● **YOUR TASK**
Nothing in the records may be altered, and no picture may be included. Restate them in full.

● **SUPPLIED ENTRIES**
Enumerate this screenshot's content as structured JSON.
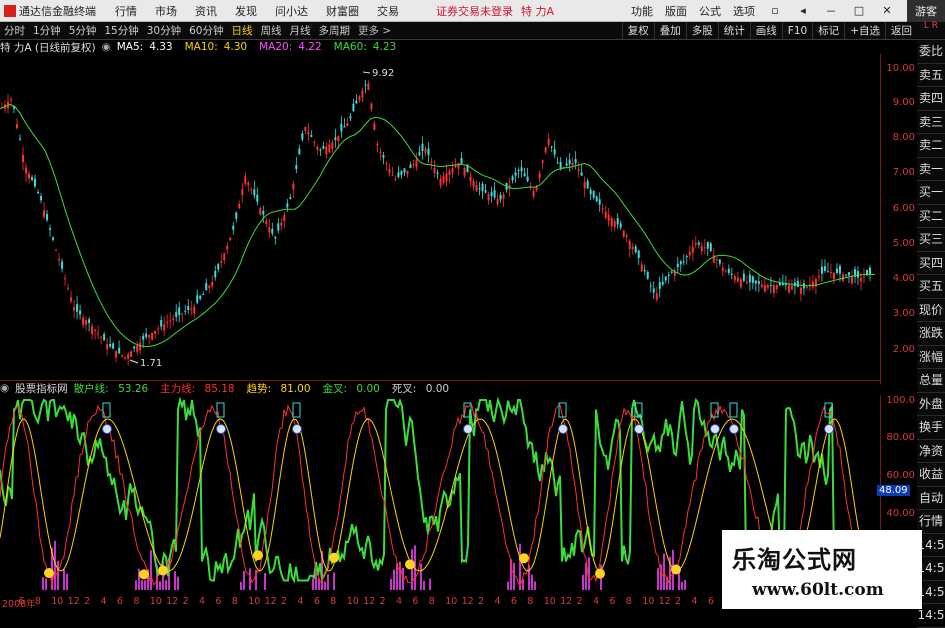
{
  "app": {
    "name": "通达信金融终端",
    "menus": [
      "行情",
      "市场",
      "资讯",
      "发现",
      "问小达",
      "财富圈",
      "交易"
    ],
    "status_text": "证券交易未登录",
    "stock_title": "特 力A",
    "right_menus": [
      "功能",
      "版面",
      "公式",
      "选项"
    ],
    "guest_label": "游客",
    "window_buttons": [
      "▫",
      "◂",
      "－",
      "□",
      "✕"
    ]
  },
  "period_bar": {
    "items": [
      "分时",
      "1分钟",
      "5分钟",
      "15分钟",
      "30分钟",
      "60分钟",
      "日线",
      "周线",
      "月线",
      "多周期",
      "更多 >"
    ],
    "active": "日线",
    "right_buttons": [
      "复权",
      "叠加",
      "多股",
      "统计",
      "画线",
      "F10",
      "标记",
      "+自选",
      "返回"
    ]
  },
  "lr_label": "L R",
  "main_info": {
    "title": "特 力A (日线前复权)",
    "ma": [
      {
        "label": "MA5:",
        "value": "4.33",
        "color": "#ffffff"
      },
      {
        "label": "MA10:",
        "value": "4.30",
        "color": "#ffd200"
      },
      {
        "label": "MA20:",
        "value": "4.22",
        "color": "#ff4dff"
      },
      {
        "label": "MA60:",
        "value": "4.23",
        "color": "#3cdc3c"
      }
    ]
  },
  "main_axis": {
    "ticks": [
      "10.00",
      "9.00",
      "8.00",
      "7.00",
      "6.00",
      "5.00",
      "4.00",
      "3.00",
      "2.00"
    ],
    "high_label": "9.92",
    "low_label": "1.71"
  },
  "side_tabs": [
    "委比",
    "卖五",
    "卖四",
    "卖三",
    "卖二",
    "卖一",
    "买一",
    "买二",
    "买三",
    "买四",
    "买五",
    "现价",
    "涨跌",
    "涨幅",
    "总量",
    "外盘",
    "换手",
    "净资",
    "收益",
    "自动",
    "行情",
    "14:5",
    "14:5",
    "14:5",
    "14:5",
    "14:5"
  ],
  "indicator": {
    "name": "股票指标网",
    "items": [
      {
        "label": "散户线:",
        "value": "53.26",
        "color": "#3cdc3c"
      },
      {
        "label": "主力线:",
        "value": "85.18",
        "color": "#ff3030"
      },
      {
        "label": "趋势:",
        "value": "81.00",
        "color": "#ffd200"
      },
      {
        "label": "金叉:",
        "value": "0.00",
        "color": "#3cdc3c"
      },
      {
        "label": "死叉:",
        "value": "0.00",
        "color": "#cfcfcf"
      }
    ],
    "ticks": [
      "100.0",
      "80.00",
      "60.00",
      "40.00"
    ],
    "current_value": "48.09"
  },
  "x_axis": [
    "2008年",
    "6",
    "8",
    "10",
    "12",
    "2",
    "4",
    "6",
    "8",
    "10",
    "12",
    "2",
    "4",
    "6",
    "8",
    "10",
    "12",
    "2",
    "4",
    "6",
    "8",
    "10",
    "12",
    "2",
    "4",
    "6",
    "8",
    "10",
    "12",
    "2",
    "4",
    "6",
    "8",
    "10",
    "12",
    "2",
    "4",
    "6",
    "8",
    "10",
    "12",
    "2",
    "4",
    "6",
    "8",
    "10",
    "12",
    "2",
    "4",
    "6",
    "8",
    "10",
    "12"
  ],
  "watermark": {
    "title": "乐淘公式网",
    "url": "www.60lt.com"
  },
  "colors": {
    "up": "#ff3030",
    "down": "#3cdcdc",
    "ma60": "#3cdc3c",
    "retail": "#3cdc3c",
    "main": "#ff3030",
    "trend": "#ffd200",
    "bars": "#cc33cc"
  }
}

● **EXERCISE ANSWER**
Enumerate this screenshot's content as structured JSON.
{
  "app": {
    "name": "通达信金融终端",
    "menus": [
      "行情",
      "市场",
      "资讯",
      "发现",
      "问小达",
      "财富圈",
      "交易"
    ],
    "status_text": "证券交易未登录",
    "stock_title": "特 力A",
    "right_menus": [
      "功能",
      "版面",
      "公式",
      "选项"
    ],
    "guest_label": "游客",
    "window_buttons": [
      "▫",
      "◂",
      "－",
      "□",
      "✕"
    ]
  },
  "period_bar": {
    "items": [
      "分时",
      "1分钟",
      "5分钟",
      "15分钟",
      "30分钟",
      "60分钟",
      "日线",
      "周线",
      "月线",
      "多周期",
      "更多 >"
    ],
    "active": "日线",
    "right_buttons": [
      "复权",
      "叠加",
      "多股",
      "统计",
      "画线",
      "F10",
      "标记",
      "+自选",
      "返回"
    ]
  },
  "lr_label": "L R",
  "main_info": {
    "title": "特 力A (日线前复权)",
    "ma": [
      {
        "label": "MA5:",
        "value": "4.33",
        "color": "#ffffff"
      },
      {
        "label": "MA10:",
        "value": "4.30",
        "color": "#ffd200"
      },
      {
        "label": "MA20:",
        "value": "4.22",
        "color": "#ff4dff"
      },
      {
        "label": "MA60:",
        "value": "4.23",
        "color": "#3cdc3c"
      }
    ]
  },
  "main_axis": {
    "ticks": [
      "10.00",
      "9.00",
      "8.00",
      "7.00",
      "6.00",
      "5.00",
      "4.00",
      "3.00",
      "2.00"
    ],
    "high_label": "9.92",
    "low_label": "1.71"
  },
  "side_tabs": [
    "委比",
    "卖五",
    "卖四",
    "卖三",
    "卖二",
    "卖一",
    "买一",
    "买二",
    "买三",
    "买四",
    "买五",
    "现价",
    "涨跌",
    "涨幅",
    "总量",
    "外盘",
    "换手",
    "净资",
    "收益",
    "自动",
    "行情",
    "14:5",
    "14:5",
    "14:5",
    "14:5",
    "14:5"
  ],
  "indicator": {
    "name": "股票指标网",
    "items": [
      {
        "label": "散户线:",
        "value": "53.26",
        "color": "#3cdc3c"
      },
      {
        "label": "主力线:",
        "value": "85.18",
        "color": "#ff3030"
      },
      {
        "label": "趋势:",
        "value": "81.00",
        "color": "#ffd200"
      },
      {
        "label": "金叉:",
        "value": "0.00",
        "color": "#3cdc3c"
      },
      {
        "label": "死叉:",
        "value": "0.00",
        "color": "#cfcfcf"
      }
    ],
    "ticks": [
      "100.0",
      "80.00",
      "60.00",
      "40.00"
    ],
    "current_value": "48.09"
  },
  "x_axis": [
    "2008年",
    "6",
    "8",
    "10",
    "12",
    "2",
    "4",
    "6",
    "8",
    "10",
    "12",
    "2",
    "4",
    "6",
    "8",
    "10",
    "12",
    "2",
    "4",
    "6",
    "8",
    "10",
    "12",
    "2",
    "4",
    "6",
    "8",
    "10",
    "12",
    "2",
    "4",
    "6",
    "8",
    "10",
    "12",
    "2",
    "4",
    "6",
    "8",
    "10",
    "12",
    "2",
    "4",
    "6",
    "8",
    "10",
    "12",
    "2",
    "4",
    "6",
    "8",
    "10",
    "12"
  ],
  "watermark": {
    "title": "乐淘公式网",
    "url": "www.60lt.com"
  },
  "colors": {
    "up": "#ff3030",
    "down": "#3cdcdc",
    "ma60": "#3cdc3c",
    "retail": "#3cdc3c",
    "main": "#ff3030",
    "trend": "#ffd200",
    "bars": "#cc33cc"
  }
}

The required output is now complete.